Whatever you do, get this one played loud.



2. Arlo Parks - Collapsed in Sunbeams



Collapsed in Sunbeams is an indie-pop record with an atmospheric edge and dashes of r&b and soul. It comes together for a near-perfect debut and one that remains engaging throughout. Listening to a lot of albums these days, you inevitably find yourself losing focus, but the delightful hooks and upbeat, looped drums and conversational delivery holds your attention for the most part.

With a buzz created over 2020, the temptation might've been to go overboard after a lengthy delay to the release. Instead, at 12 tracks and just under 40 minutes, you leave the album feeling satisfied, excited for the next listen. Truthfully, only a small number of debuts are able to do that.


One of the tricks here is the placement of her best two tracks, 'Caroline' and 'Black Dog', at almost exactly the halfway point of the record. And despite familiar themes of nostalgia, mental health and coming of age tales, there's just enough difference track to track to not wear you down (believe me, this can be easily done!).


With her effortless conversationalist style, lyrics exploring youthful lust, mental health and depression, supported by trip-hop, r&b tinged, indie-pop, Collapsed in Sunbeams is a near-perfect debut from an already accomplished new artist.


Arlo Parks is our guide to help us through hard times.



1. Wolf Alice - Blue Weekend



Less than four years after their last album Visions of Life, Wolf Alice returned in June with Blue Weekend. Recorded in Brussels between February and March 2020, I hailed the new record as a masterpiece that furthered their claim as the best British band around.


Almost four years out and expectation levels were through the roof for what was to come next. Thankfully, Wolf Alice have delivered on these expectations to give us one of the most beautiful and dynamic albums of 2021. The range of the band's performances across Blue Weekend is seriously impressive.


You have the punk of 'Play the Greatest Hits' sitting effortlessly alongside the acoustic folk of 'Sale From Heartbreak (if you never fall in love)', the psychedelia of 'Feeling Myself' and eerie-dreaminess of tracks like 'Lipstick on the Glass'. It all comes to a close with the ethereal, shoegaze of 'The Beach II'; a perfect end to a near-perfect album.


When Wolf Alice released 'The Last Man on Earth' in February, I described it as "a beautiful track which is a gigantic departure from them!". From initially feeling underwhelmed, I kept an open mind, listened on and the track quickly became one of my favourites of the year.


It proved the progression of the band and took everyone by surprise, even featuring a Beatles-inspired 60s jam (because...why not?). You leave the track with the hairs on your neck firmly raised, completely encapsulated by Ellie's vocals.


On 'Smile', which has a passing resemblance to Vision of Life's lead single 'Yuk Foo', we're back to vitriolic, hard-hitting alternative rock.

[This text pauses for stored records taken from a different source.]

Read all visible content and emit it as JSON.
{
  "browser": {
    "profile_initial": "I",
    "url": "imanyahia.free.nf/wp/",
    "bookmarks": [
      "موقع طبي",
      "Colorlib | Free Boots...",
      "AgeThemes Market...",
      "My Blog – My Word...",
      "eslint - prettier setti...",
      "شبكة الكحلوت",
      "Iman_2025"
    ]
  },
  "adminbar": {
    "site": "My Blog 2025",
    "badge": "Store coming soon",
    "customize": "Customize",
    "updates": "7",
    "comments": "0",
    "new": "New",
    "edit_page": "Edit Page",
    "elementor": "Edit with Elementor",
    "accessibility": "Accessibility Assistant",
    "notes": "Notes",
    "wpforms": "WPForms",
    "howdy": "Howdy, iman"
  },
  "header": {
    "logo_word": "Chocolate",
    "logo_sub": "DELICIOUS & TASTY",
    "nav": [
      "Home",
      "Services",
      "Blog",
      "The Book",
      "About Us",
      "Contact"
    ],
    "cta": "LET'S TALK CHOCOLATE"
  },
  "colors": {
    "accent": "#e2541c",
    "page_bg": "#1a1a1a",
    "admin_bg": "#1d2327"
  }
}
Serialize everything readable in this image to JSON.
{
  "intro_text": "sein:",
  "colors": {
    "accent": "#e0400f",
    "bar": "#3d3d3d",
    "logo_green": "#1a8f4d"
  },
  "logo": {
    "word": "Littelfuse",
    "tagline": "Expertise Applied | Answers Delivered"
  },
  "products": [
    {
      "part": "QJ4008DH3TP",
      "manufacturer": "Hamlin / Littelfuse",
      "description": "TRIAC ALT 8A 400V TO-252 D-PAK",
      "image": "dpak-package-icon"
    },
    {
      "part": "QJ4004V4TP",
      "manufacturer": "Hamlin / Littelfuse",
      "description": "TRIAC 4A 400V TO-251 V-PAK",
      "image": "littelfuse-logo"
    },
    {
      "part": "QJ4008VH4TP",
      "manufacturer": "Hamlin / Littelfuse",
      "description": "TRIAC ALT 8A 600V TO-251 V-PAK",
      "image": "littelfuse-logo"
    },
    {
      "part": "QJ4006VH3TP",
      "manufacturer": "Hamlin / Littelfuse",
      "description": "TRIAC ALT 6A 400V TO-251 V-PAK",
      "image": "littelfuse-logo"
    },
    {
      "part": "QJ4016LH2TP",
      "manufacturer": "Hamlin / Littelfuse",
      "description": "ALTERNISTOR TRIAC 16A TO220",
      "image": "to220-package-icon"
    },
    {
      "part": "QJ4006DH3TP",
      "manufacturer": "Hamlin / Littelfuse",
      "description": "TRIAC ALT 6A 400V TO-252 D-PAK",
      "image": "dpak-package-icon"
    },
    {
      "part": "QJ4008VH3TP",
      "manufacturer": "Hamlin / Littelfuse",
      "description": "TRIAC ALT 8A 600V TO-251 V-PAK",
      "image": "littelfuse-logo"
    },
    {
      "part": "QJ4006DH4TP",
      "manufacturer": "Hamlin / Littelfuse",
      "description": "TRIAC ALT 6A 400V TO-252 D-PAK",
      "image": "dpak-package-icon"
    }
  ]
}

The sentimentality is gone, the gears have changed and Ellie's at her unapologetic, snarling best: "I wear my feelings on my sleeve, I suggested it / it serves me better than to swallow in a sedative / I am what I am and I'm good at it / and you don't like me well that isn't f****** relevant".


In the run-up to the album's release, Ellie spoke about being bolder and more open in her lyricism and that certainly holds true through the vulnerability on offer. Similarly, it's her stunning vocal performances across the 40 minutes that leave a lasting impression, able to move from snarling to heavenly at the drop of a hat. She's backed up perfectly by the rest of the band (Joff Oddie, Theo Ellis and Joel Amey) who perfectly accompany her mood with punchy and emotionally textured performances.


The quality of the music, vocals and mood ensure there isn't a dull moment to be had. It's 11 tracks of masterful indie rock from a band that continue to progress album after album following their big breakthrough in the mid-2010s.


The London band are in their prime and we need to embrace them while they're in it.

Happy with the list or anything I've missed? Let me know what you think @BFloodlights.